### Task to carry out:
From the records below, please return each line that holds the word "Encounter".

Data records for software interfaces
————

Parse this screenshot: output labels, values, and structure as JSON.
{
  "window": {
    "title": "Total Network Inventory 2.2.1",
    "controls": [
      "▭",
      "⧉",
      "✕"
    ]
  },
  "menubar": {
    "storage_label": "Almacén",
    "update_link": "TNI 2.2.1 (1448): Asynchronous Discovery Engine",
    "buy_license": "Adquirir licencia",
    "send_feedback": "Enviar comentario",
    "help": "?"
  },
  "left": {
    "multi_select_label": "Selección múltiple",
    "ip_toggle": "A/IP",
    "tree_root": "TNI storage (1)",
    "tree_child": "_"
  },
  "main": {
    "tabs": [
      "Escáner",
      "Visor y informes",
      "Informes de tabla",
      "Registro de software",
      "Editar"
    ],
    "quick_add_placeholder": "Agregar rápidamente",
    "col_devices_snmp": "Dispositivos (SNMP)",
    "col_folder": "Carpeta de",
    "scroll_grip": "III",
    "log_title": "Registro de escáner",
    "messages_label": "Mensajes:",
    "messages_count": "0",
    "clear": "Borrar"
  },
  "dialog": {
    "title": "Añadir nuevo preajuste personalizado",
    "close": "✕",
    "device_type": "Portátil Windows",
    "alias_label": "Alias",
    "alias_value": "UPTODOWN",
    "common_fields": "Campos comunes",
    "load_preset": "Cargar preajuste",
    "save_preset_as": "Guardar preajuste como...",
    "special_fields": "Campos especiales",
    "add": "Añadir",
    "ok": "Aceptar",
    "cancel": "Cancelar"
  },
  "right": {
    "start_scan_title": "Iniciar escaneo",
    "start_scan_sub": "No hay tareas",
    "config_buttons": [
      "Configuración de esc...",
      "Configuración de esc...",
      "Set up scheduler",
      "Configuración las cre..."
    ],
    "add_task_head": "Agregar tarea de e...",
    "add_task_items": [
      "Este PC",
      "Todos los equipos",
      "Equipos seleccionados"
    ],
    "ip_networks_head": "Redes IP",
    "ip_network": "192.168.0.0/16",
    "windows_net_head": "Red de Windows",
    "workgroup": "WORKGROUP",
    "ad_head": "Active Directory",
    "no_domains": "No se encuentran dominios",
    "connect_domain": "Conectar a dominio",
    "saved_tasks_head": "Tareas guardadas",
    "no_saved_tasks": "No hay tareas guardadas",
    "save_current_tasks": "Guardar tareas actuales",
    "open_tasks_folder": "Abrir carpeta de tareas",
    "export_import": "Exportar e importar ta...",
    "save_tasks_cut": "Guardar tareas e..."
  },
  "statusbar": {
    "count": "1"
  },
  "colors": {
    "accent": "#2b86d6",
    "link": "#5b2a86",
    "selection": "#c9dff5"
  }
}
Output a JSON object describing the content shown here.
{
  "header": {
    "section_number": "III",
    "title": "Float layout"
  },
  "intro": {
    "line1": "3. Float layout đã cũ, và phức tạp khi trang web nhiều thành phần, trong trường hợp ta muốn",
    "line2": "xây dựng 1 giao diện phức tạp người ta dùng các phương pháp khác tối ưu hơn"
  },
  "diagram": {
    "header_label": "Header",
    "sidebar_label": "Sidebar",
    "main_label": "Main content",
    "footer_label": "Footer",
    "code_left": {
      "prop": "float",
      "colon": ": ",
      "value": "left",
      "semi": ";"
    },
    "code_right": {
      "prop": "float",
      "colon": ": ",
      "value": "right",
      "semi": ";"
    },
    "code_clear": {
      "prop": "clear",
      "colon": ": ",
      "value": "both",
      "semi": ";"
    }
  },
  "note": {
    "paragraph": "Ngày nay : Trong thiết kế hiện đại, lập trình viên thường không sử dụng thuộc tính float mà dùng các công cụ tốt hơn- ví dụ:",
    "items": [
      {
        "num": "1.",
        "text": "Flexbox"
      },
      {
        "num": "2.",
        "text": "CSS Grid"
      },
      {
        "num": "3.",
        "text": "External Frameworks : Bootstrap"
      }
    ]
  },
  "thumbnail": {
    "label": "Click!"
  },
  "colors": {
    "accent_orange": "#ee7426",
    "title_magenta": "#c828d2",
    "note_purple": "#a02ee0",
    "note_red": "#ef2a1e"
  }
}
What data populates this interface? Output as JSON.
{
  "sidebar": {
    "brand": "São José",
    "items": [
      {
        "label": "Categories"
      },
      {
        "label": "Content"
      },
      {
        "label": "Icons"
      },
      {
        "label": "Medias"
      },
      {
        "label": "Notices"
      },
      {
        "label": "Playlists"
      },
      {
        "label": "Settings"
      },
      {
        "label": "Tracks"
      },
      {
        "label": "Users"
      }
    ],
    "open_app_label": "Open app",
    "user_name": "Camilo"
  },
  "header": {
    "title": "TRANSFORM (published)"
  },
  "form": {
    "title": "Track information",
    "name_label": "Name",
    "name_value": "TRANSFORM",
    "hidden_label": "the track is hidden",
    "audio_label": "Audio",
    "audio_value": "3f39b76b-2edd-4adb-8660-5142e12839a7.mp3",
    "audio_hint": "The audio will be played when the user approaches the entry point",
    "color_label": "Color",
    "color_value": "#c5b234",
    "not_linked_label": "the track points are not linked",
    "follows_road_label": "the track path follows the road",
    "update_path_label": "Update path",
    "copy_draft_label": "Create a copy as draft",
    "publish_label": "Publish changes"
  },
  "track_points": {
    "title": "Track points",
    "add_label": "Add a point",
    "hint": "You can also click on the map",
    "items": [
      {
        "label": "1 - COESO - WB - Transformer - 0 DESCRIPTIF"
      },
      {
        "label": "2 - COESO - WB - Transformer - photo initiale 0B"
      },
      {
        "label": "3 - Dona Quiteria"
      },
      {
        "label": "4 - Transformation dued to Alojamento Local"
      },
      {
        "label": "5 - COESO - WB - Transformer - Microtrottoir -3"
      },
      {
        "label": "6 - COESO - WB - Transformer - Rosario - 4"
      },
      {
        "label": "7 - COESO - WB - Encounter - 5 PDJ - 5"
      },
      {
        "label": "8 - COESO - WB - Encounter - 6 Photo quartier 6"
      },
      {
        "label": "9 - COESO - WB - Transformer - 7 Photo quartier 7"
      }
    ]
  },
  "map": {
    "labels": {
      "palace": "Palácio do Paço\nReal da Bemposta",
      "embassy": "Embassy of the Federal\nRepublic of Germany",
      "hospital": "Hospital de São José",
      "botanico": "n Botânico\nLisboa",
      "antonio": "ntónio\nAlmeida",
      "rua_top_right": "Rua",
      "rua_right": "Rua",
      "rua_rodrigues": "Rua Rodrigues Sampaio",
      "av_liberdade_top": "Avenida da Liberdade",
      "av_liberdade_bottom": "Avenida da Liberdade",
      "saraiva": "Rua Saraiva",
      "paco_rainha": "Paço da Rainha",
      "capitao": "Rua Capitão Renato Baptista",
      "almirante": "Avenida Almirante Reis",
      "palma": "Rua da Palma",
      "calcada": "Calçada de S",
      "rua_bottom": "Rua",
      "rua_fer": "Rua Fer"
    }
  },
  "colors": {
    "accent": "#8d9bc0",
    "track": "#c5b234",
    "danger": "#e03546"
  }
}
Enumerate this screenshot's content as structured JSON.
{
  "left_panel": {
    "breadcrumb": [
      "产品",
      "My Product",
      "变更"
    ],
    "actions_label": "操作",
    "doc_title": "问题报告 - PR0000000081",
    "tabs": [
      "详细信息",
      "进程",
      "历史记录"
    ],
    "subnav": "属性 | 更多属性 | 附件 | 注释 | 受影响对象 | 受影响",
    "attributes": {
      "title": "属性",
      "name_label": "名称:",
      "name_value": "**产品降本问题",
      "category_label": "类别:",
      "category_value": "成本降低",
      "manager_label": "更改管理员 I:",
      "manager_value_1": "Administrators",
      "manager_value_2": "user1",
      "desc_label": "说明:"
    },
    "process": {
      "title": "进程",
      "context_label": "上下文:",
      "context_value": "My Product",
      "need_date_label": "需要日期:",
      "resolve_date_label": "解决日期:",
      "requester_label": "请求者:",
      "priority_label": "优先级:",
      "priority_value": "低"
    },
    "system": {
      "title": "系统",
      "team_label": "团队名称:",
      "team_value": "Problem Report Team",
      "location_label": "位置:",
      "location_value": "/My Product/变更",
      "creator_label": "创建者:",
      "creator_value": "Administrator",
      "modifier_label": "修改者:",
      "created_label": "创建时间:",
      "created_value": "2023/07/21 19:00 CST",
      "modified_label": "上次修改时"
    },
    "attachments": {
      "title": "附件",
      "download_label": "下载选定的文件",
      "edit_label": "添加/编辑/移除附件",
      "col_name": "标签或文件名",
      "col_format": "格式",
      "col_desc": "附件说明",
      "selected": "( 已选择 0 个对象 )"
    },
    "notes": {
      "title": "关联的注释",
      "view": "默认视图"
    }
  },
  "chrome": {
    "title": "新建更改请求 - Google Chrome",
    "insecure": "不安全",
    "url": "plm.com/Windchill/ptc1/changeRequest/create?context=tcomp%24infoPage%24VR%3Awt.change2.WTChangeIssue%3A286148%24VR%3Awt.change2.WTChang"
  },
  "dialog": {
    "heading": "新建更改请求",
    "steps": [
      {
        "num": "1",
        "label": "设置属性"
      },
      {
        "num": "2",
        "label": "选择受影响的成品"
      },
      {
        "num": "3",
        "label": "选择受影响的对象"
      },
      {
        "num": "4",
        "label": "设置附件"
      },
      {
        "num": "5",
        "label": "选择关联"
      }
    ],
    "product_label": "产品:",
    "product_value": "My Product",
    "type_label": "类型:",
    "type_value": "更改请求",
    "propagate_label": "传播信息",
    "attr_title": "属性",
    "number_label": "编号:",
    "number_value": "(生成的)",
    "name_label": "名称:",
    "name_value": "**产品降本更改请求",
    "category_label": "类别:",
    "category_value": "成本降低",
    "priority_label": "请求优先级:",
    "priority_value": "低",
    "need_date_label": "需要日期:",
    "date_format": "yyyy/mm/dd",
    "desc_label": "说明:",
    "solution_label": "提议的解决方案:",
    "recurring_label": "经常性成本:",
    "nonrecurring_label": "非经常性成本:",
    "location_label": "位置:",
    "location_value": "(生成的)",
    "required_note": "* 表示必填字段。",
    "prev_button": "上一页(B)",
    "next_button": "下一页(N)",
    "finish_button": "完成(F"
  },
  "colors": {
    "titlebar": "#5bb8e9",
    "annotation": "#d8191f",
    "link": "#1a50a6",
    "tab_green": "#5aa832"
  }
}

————

### Solution below:
        "label": "7 - COESO - WB - Encounter - 5 PDJ - 5"
        "label": "8 - COESO - WB - Encounter - 6 Photo quartier 6"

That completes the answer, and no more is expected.